[App and web page records]
>>>>
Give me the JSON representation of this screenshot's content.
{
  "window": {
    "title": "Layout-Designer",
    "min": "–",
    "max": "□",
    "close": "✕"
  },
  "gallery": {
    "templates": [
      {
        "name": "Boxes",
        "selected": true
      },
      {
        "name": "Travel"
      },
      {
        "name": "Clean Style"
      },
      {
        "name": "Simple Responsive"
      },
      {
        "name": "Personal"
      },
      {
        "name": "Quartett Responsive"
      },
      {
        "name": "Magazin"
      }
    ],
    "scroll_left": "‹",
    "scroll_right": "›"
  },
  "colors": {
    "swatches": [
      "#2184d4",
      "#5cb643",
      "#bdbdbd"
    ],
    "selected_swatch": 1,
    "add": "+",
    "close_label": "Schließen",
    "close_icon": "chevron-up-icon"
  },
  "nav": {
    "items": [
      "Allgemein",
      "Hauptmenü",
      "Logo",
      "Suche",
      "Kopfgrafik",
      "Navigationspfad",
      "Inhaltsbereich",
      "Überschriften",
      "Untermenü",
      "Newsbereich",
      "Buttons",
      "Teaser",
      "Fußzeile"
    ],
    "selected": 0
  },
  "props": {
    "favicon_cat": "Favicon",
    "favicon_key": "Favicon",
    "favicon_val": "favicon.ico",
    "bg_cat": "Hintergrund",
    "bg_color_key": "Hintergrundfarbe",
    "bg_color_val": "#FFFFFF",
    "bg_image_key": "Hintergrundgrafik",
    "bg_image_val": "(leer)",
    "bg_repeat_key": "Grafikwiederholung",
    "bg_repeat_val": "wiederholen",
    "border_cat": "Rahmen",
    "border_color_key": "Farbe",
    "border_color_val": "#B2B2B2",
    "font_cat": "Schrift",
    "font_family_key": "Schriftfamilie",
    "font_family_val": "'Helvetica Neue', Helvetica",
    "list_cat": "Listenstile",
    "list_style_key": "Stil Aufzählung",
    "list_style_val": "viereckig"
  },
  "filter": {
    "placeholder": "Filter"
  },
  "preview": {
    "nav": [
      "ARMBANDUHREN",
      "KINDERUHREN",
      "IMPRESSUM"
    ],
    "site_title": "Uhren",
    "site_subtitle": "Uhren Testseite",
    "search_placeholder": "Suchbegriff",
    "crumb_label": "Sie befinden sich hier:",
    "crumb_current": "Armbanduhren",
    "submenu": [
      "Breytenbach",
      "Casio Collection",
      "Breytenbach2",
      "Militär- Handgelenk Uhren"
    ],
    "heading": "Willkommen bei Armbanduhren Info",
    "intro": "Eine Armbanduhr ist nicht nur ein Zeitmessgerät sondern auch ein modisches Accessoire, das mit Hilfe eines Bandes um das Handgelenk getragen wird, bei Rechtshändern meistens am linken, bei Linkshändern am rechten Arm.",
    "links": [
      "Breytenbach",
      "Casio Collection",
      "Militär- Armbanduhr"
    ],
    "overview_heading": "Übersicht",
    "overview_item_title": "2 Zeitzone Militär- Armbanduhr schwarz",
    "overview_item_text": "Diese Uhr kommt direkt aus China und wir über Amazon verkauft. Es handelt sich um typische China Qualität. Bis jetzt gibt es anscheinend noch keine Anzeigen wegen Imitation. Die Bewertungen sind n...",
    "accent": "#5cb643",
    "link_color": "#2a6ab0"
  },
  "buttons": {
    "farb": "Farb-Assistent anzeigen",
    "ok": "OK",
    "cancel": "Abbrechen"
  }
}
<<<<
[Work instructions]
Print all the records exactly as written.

[Solution for this problem]
Give me the JSON representation of this screenshot's content.
{
  "window": {
    "title": "Layout-Designer",
    "min": "–",
    "max": "□",
    "close": "✕"
  },
  "gallery": {
    "templates": [
      {
        "name": "Boxes",
        "selected": true
      },
      {
        "name": "Travel"
      },
      {
        "name": "Clean Style"
      },
      {
        "name": "Simple Responsive"
      },
      {
        "name": "Personal"
      },
      {
        "name": "Quartett Responsive"
      },
      {
        "name": "Magazin"
      }
    ],
    "scroll_left": "‹",
    "scroll_right": "›"
  },
  "colors": {
    "swatches": [
      "#2184d4",
      "#5cb643",
      "#bdbdbd"
    ],
    "selected_swatch": 1,
    "add": "+",
    "close_label": "Schließen",
    "close_icon": "chevron-up-icon"
  },
  "nav": {
    "items": [
      "Allgemein",
      "Hauptmenü",
      "Logo",
      "Suche",
      "Kopfgrafik",
      "Navigationspfad",
      "Inhaltsbereich",
      "Überschriften",
      "Untermenü",
      "Newsbereich",
      "Buttons",
      "Teaser",
      "Fußzeile"
    ],
    "selected": 0
  },
  "props": {
    "favicon_cat": "Favicon",
    "favicon_key": "Favicon",
    "favicon_val": "favicon.ico",
    "bg_cat": "Hintergrund",
    "bg_color_key": "Hintergrundfarbe",
    "bg_color_val": "#FFFFFF",
    "bg_image_key": "Hintergrundgrafik",
    "bg_image_val": "(leer)",
    "bg_repeat_key": "Grafikwiederholung",
    "bg_repeat_val": "wiederholen",
    "border_cat": "Rahmen",
    "border_color_key": "Farbe",
    "border_color_val": "#B2B2B2",
    "font_cat": "Schrift",
    "font_family_key": "Schriftfamilie",
    "font_family_val": "'Helvetica Neue', Helvetica",
    "list_cat": "Listenstile",
    "list_style_key": "Stil Aufzählung",
    "list_style_val": "viereckig"
  },
  "filter": {
    "placeholder": "Filter"
  },
  "preview": {
    "nav": [
      "ARMBANDUHREN",
      "KINDERUHREN",
      "IMPRESSUM"
    ],
    "site_title": "Uhren",
    "site_subtitle": "Uhren Testseite",
    "search_placeholder": "Suchbegriff",
    "crumb_label": "Sie befinden sich hier:",
    "crumb_current": "Armbanduhren",
    "submenu": [
      "Breytenbach",
      "Casio Collection",
      "Breytenbach2",
      "Militär- Handgelenk Uhren"
    ],
    "heading": "Willkommen bei Armbanduhren Info",
    "intro": "Eine Armbanduhr ist nicht nur ein Zeitmessgerät sondern auch ein modisches Accessoire, das mit Hilfe eines Bandes um das Handgelenk getragen wird, bei Rechtshändern meistens am linken, bei Linkshändern am rechten Arm.",
    "links": [
      "Breytenbach",
      "Casio Collection",
      "Militär- Armbanduhr"
    ],
    "overview_heading": "Übersicht",
    "overview_item_title": "2 Zeitzone Militär- Armbanduhr schwarz",
    "overview_item_text": "Diese Uhr kommt direkt aus China und wir über Amazon verkauft. Es handelt sich um typische China Qualität. Bis jetzt gibt es anscheinend noch keine Anzeigen wegen Imitation. Die Bewertungen sind n...",
    "accent": "#5cb643",
    "link_color": "#2a6ab0"
  },
  "buttons": {
    "farb": "Farb-Assistent anzeigen",
    "ok": "OK",
    "cancel": "Abbrechen"
  }
}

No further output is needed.